Multiple data types
A given field name can have multiple data types. We support this too. Not only for scalar data types, but also for complex data types (objects and arrays.) Their representation differs depending on whether all the multiple data types are scalar (we simply display the word "multiple" in the ERD and show the details in the properties pane)
or at least one of them is a complex data type. In this case, we have to represent them using a oneOf choice, for example:
In the ERD, the representation is as follows:
We detect this polymorphism during reverse-engineering.
Schema versioning can be tricky to auto-detect during reverse-engineering. That's because we can't tell whether missing fields are on purpose, or as a result of a schema evolution (or worse, as a result of lax development...) But you may for example specify a query for a particular version to be used during reverse-engineering, then repeat the operation for another schema version, then merge the version using a oneOf choice as mentioned above.
Document databases are quite permissive. Used properly, this is a huge advantage. But it also has some drawbacks:
- if too many versions must be maintained, it can quickly lead to diminishing returns and extraneous CPU cycles. Use with moderation.
- if multiple applications read the data, all must be aware of each schema evolution for coherence and integrity. If too many applications are unable to synchronize their lifecycles, this situation becomes rapidly unmanageable.
Of course, one of the great benefits of NoSQL databases is the ability to evolve schemas without downtime. But contrary to popular belief, we observe that best practices, at major organizations having successfully used NoSQL databases for a long time, include systematic schema migration to counter-balance the caveats mentioned above.
There are several schema migration strategies:
- eager migration: all documents are migrated at the introduction of a new schema version (sort of like we used to do with RDBMS, but without downtime...)
- lazy migrations: when reading a document of an old schema version, it is written back with the latest schema version.
- predictive migration: leveraging low system load times, documents can be migrated based on a forecast of near-future need.

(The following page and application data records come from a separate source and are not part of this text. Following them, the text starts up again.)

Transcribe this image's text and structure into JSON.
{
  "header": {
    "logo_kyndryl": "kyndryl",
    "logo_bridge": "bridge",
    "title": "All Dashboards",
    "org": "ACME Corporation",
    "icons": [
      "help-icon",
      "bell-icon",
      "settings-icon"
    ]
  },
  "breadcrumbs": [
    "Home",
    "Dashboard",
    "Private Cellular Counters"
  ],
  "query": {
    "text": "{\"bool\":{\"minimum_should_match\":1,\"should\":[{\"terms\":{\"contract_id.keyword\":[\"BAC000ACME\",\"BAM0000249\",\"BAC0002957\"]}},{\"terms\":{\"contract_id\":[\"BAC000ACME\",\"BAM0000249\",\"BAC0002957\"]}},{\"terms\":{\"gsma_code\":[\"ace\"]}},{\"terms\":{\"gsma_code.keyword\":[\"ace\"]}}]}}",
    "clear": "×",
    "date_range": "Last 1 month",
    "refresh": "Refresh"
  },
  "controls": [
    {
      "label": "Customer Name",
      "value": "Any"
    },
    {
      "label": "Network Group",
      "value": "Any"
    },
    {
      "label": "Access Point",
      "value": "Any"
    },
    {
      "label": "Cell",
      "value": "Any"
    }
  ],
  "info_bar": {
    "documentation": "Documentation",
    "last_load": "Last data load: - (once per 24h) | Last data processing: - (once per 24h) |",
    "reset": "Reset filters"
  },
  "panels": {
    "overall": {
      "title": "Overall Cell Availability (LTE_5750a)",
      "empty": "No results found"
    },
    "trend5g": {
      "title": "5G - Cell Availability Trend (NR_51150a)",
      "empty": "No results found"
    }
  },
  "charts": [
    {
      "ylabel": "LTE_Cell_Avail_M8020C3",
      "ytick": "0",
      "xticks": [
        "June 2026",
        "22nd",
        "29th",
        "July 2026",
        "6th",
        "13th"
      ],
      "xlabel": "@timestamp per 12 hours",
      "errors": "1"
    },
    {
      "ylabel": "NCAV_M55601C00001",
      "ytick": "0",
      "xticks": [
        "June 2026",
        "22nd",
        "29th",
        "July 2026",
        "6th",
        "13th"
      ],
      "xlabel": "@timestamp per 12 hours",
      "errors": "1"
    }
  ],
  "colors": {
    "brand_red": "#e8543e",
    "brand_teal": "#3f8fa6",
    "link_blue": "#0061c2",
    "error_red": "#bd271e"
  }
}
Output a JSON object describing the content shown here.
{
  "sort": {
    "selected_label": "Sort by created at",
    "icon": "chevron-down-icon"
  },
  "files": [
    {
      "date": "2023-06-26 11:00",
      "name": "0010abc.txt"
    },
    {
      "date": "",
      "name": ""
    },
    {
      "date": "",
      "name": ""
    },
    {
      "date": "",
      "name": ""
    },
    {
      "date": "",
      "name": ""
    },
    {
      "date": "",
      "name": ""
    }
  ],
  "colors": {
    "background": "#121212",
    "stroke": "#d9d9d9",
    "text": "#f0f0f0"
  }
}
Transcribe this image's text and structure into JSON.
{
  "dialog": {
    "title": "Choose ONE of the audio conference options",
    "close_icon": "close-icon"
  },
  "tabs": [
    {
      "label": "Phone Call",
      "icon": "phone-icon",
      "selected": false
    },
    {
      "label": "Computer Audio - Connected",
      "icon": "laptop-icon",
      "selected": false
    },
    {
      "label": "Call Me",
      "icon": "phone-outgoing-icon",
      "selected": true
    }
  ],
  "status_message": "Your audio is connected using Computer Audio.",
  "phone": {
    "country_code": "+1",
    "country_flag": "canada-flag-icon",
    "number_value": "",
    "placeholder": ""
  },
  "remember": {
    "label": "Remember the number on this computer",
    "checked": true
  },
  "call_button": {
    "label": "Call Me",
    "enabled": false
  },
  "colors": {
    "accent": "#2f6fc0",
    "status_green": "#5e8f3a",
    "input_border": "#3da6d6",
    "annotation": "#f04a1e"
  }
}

- incremental migration: after predictive migration is mostly completed, the remaining documents can be migrated in blocks until full completion is reached.

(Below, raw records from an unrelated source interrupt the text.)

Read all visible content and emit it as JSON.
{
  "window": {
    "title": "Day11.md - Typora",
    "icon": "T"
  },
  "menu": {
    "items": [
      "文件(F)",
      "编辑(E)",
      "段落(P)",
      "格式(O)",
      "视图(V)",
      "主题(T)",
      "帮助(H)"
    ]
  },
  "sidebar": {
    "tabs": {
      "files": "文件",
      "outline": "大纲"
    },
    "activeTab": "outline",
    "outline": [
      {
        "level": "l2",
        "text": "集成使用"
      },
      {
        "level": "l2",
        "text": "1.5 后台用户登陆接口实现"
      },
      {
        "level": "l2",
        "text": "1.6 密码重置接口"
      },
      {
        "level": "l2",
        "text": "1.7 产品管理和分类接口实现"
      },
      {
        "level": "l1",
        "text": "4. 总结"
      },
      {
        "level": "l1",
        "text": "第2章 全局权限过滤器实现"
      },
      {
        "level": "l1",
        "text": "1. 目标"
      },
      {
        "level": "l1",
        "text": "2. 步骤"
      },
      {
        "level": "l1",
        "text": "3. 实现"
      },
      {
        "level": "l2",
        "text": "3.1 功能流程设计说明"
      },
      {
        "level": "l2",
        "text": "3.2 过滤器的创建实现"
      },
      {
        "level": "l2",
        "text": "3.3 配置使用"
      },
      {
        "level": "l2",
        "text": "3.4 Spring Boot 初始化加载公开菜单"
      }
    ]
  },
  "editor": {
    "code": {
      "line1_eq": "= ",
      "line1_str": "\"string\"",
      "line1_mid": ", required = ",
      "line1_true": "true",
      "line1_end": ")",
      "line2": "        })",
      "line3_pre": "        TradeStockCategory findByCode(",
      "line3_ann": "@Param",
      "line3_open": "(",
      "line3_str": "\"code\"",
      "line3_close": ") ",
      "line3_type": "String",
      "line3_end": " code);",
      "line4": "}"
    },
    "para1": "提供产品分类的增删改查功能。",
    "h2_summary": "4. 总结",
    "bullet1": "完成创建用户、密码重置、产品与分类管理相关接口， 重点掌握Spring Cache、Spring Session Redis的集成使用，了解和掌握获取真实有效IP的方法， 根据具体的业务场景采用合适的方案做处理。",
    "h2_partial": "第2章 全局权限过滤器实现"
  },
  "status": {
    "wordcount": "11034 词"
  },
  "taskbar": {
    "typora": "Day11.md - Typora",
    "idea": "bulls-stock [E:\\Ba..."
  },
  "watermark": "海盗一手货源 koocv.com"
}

- no migration: multiple schema versions are maintained.
Each strategy has its pros and cons, and an associated cost. You should evaluate the strategy best suited for each use case. The context of a specific collection might warrant its specific strategy. Hackolade does not currently provide migration features or services.